The Little Mouse, The Red Ripe Strawberry, and The Big Hungry Bear
The Little Mouse, The Red Ripe Strawberry, and The Big Hungry Bear, analysis by story elements.
- Who are the characters?
- What is the setting?
- Who is telling the story?
- The mouse?
- The author?
- The bear?
- A narrator?
- Someone else?
- The story is told in what point of view?
- What is the plot?
- What happened?
- Beginning - found red ripe strawberry and worried the Bear will come
- Middle - picked, guarded
- End - shared
- Where is the bear?
- What is the theme?
- What are some characteristics of the author's style?
- Use of words such as - especially, Boom Boom!!, Sniff! Sniff! Sniff!, guarding, disguised, Yum! strawberry mouse.
- How does the author use inference and suspense in the story?
Goals and outcomes
- Read the story aloud together to enjoy a piece of quality literature.
- Discuss the interesting parts of the story.
- Casually probe to see what the readers and listeners know about story elements (characters, setting, plot, point of view, theme, style, tone)
- Suggest story elements can be used as a way to guide how a person thinks about stories.
- If participants haven't commented on the absence of the Bear, ask them if they think the bear is really a character.
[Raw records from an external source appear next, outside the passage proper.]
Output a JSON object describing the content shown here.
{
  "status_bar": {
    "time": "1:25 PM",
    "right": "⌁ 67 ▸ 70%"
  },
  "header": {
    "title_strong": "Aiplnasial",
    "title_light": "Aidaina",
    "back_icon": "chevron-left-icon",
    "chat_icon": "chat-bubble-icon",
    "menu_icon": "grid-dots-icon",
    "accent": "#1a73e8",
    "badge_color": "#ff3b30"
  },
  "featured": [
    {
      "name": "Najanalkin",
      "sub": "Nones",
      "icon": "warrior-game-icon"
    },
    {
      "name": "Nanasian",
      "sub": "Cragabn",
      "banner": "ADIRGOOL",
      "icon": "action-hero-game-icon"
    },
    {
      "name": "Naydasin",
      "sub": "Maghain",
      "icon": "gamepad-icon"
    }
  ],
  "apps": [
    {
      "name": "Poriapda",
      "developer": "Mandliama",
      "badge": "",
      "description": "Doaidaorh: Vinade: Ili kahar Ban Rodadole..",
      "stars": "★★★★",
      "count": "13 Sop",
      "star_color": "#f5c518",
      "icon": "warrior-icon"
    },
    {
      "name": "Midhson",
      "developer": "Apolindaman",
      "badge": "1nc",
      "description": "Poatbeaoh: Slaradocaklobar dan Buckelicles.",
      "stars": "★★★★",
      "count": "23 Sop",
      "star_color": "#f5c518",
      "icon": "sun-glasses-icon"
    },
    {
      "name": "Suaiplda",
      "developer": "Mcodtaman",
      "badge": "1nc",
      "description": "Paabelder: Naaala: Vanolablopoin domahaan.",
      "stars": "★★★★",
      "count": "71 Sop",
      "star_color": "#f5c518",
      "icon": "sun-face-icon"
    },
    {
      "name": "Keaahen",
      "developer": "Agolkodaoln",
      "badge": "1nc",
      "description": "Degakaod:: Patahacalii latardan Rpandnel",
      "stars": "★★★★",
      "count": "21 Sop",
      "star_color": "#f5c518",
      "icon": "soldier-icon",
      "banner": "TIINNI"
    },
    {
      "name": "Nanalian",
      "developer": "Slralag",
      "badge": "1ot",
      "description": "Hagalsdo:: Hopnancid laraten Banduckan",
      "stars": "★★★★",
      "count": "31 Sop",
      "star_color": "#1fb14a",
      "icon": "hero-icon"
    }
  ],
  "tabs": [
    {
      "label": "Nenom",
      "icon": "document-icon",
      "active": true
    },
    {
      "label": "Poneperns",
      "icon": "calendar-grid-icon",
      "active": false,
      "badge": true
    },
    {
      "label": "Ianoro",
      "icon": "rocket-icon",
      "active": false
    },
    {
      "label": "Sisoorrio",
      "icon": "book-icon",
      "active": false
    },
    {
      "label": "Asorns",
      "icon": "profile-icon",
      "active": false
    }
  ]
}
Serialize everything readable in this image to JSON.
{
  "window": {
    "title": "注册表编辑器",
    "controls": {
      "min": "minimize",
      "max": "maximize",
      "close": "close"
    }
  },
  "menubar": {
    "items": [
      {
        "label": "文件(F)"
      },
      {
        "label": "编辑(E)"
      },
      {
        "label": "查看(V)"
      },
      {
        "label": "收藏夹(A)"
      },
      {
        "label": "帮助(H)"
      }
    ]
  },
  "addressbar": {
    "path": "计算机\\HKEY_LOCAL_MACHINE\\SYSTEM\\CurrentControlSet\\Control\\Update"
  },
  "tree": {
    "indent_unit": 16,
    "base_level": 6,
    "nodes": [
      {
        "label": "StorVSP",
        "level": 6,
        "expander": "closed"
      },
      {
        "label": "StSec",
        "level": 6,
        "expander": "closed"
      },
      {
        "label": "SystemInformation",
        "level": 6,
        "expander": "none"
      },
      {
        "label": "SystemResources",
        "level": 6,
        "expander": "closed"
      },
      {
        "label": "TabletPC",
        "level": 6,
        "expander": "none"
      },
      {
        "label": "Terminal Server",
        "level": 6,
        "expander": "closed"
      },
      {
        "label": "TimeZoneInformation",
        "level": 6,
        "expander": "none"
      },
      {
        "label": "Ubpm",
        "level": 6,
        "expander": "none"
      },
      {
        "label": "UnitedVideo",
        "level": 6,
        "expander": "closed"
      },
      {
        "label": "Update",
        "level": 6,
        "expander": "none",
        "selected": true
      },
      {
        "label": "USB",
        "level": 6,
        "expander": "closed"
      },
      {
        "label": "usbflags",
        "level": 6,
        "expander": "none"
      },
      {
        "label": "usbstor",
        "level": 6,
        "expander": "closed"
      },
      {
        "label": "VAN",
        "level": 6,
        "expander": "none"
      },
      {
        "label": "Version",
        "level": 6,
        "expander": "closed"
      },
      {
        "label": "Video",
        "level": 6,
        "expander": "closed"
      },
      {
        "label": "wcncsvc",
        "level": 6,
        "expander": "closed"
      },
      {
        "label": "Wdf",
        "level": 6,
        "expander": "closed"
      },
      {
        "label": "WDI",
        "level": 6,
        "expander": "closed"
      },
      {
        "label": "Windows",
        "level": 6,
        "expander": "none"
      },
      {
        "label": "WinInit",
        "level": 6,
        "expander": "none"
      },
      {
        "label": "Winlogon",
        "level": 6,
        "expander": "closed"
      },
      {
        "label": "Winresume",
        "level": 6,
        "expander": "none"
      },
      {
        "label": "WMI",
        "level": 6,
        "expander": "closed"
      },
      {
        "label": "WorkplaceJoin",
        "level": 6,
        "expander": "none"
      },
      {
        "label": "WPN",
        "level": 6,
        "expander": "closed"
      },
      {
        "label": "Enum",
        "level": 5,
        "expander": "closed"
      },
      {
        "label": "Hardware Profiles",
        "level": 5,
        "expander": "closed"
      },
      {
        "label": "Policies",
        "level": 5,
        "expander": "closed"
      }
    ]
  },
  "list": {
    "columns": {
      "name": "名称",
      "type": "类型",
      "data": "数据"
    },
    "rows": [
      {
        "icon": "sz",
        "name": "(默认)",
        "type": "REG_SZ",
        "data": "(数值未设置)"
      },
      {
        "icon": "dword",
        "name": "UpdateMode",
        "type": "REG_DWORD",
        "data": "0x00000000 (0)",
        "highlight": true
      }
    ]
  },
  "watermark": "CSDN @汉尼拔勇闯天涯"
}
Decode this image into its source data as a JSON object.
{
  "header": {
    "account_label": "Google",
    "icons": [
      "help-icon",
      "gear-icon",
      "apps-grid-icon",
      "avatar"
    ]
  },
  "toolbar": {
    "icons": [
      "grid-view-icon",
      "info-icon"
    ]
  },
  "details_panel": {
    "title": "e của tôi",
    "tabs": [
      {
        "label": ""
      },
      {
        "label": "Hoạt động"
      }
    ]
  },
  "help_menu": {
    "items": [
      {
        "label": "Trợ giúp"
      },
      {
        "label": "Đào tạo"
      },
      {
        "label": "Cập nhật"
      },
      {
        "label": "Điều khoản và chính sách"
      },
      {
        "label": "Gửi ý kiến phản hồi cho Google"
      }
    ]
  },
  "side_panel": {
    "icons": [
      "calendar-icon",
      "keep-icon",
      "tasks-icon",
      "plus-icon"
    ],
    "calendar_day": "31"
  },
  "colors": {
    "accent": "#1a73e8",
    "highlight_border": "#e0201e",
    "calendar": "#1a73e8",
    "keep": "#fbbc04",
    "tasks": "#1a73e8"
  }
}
Ask them to support their answers with reasons why they think what they do. Comment about their ideas being inferences and several are possible.
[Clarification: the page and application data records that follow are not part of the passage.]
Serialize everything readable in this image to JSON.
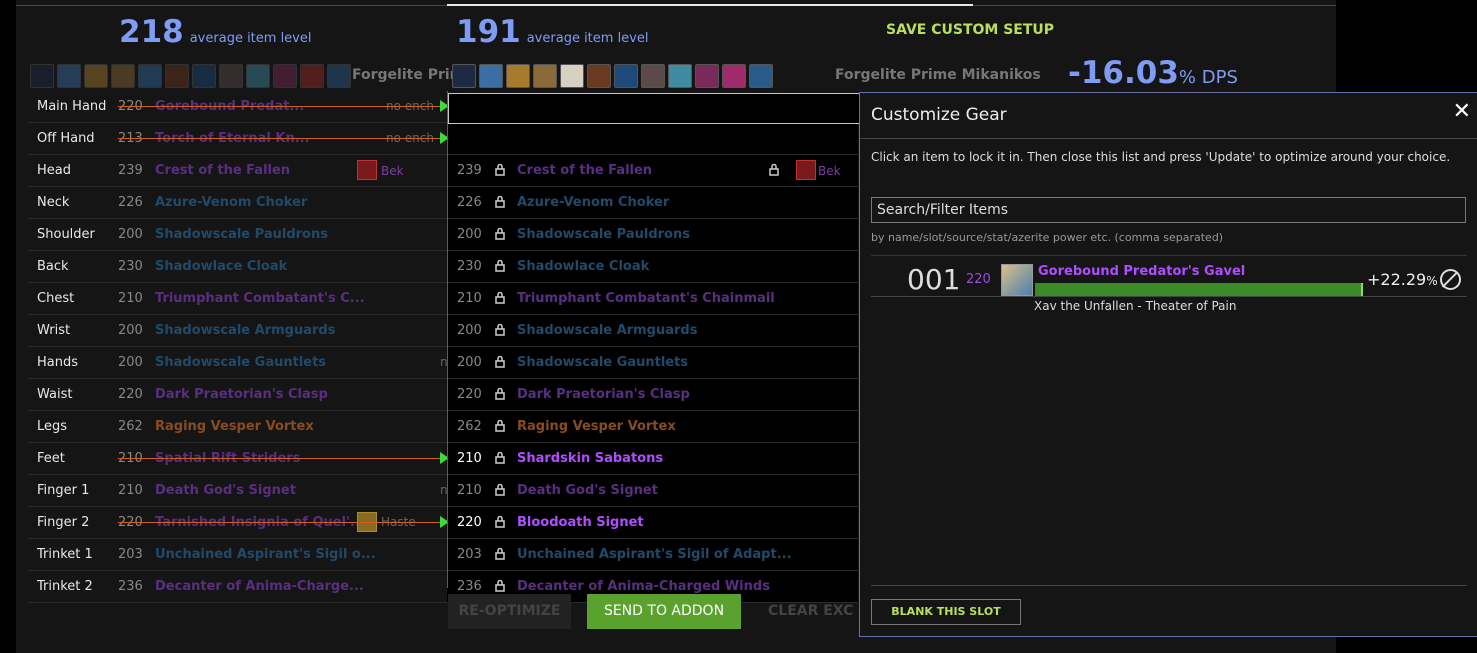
{
  "left": {
    "ilvl": "218",
    "ilvl_label": "average item level",
    "set_name": "Forgelite Prim"
  },
  "right": {
    "ilvl": "191",
    "ilvl_label": "average item level",
    "set_name": "Forgelite Prime Mikanikos"
  },
  "save_label": "SAVE CUSTOM SETUP",
  "dps": {
    "value": "-16.03",
    "unit": "% DPS"
  },
  "rows": [
    {
      "slot": "Main Hand",
      "lvl": "220",
      "name": "Gorebound Predat...",
      "ench": "no ench",
      "strike": true
    },
    {
      "slot": "Off Hand",
      "lvl": "213",
      "name": "Torch of Eternal Kn...",
      "ench": "no ench",
      "strike": true
    },
    {
      "slot": "Head",
      "lvl": "239",
      "name": "Crest of the Fallen",
      "ench": "Bek",
      "rlvl": "239",
      "rname": "Crest of the Fallen",
      "rench": "Bek"
    },
    {
      "slot": "Neck",
      "lvl": "226",
      "name": "Azure-Venom Choker",
      "rlvl": "226",
      "rname": "Azure-Venom Choker"
    },
    {
      "slot": "Shoulder",
      "lvl": "200",
      "name": "Shadowscale Pauldrons",
      "rlvl": "200",
      "rname": "Shadowscale Pauldrons"
    },
    {
      "slot": "Back",
      "lvl": "230",
      "name": "Shadowlace Cloak",
      "rlvl": "230",
      "rname": "Shadowlace Cloak"
    },
    {
      "slot": "Chest",
      "lvl": "210",
      "name": "Triumphant Combatant's C...",
      "rlvl": "210",
      "rname": "Triumphant Combatant's Chainmail"
    },
    {
      "slot": "Wrist",
      "lvl": "200",
      "name": "Shadowscale Armguards",
      "rlvl": "200",
      "rname": "Shadowscale Armguards"
    },
    {
      "slot": "Hands",
      "lvl": "200",
      "name": "Shadowscale Gauntlets",
      "ench": "n",
      "rlvl": "200",
      "rname": "Shadowscale Gauntlets"
    },
    {
      "slot": "Waist",
      "lvl": "220",
      "name": "Dark Praetorian's Clasp",
      "rlvl": "220",
      "rname": "Dark Praetorian's Clasp"
    },
    {
      "slot": "Legs",
      "lvl": "262",
      "name": "Raging Vesper Vortex",
      "rlvl": "262",
      "rname": "Raging Vesper Vortex"
    },
    {
      "slot": "Feet",
      "lvl": "210",
      "name": "Spatial Rift Striders",
      "strike": true,
      "rlvl": "210",
      "rname": "Shardskin Sabatons"
    },
    {
      "slot": "Finger 1",
      "lvl": "210",
      "name": "Death God's Signet",
      "ench": "n",
      "rlvl": "210",
      "rname": "Death God's Signet"
    },
    {
      "slot": "Finger 2",
      "lvl": "220",
      "name": "Tarnished Insignia of Quel'...",
      "ench": "Haste",
      "strike": true,
      "rlvl": "220",
      "rname": "Bloodoath Signet"
    },
    {
      "slot": "Trinket 1",
      "lvl": "203",
      "name": "Unchained Aspirant's Sigil o...",
      "rlvl": "203",
      "rname": "Unchained Aspirant's Sigil of Adapt..."
    },
    {
      "slot": "Trinket 2",
      "lvl": "236",
      "name": "Decanter of Anima-Charge...",
      "rlvl": "236",
      "rname": "Decanter of Anima-Charged Winds"
    }
  ],
  "buttons": {
    "reoptimize": "RE-OPTIMIZE",
    "send": "SEND TO ADDON",
    "clear": "CLEAR EXC"
  },
  "panel": {
    "title": "Customize Gear",
    "close": "✕",
    "info": "Click an item to lock it in. Then close this list and press 'Update' to optimize around your choice.",
    "search_placeholder": "Search/Filter Items",
    "hint": "by name/slot/source/stat/azerite power etc. (comma separated)",
    "result": {
      "rank": "001",
      "ilvl": "220",
      "name": "Gorebound Predator's Gavel",
      "gain": "+22.29",
      "gain_unit": "%",
      "source": "Xav the Unfallen - Theater of Pain"
    },
    "blank_label": "BLANK THIS SLOT"
  }
}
- Ask about the point of view. Who is telling the story and to whom? Could be to the reader, or to another mouse? Are these inferences?
- Flip through the book together and find words and phrases that listeners and readers think are interesting and share them. Ask.
- Are there some commonalities with what you selected?
- Do the commonalities create a style?
- How would you describe that style?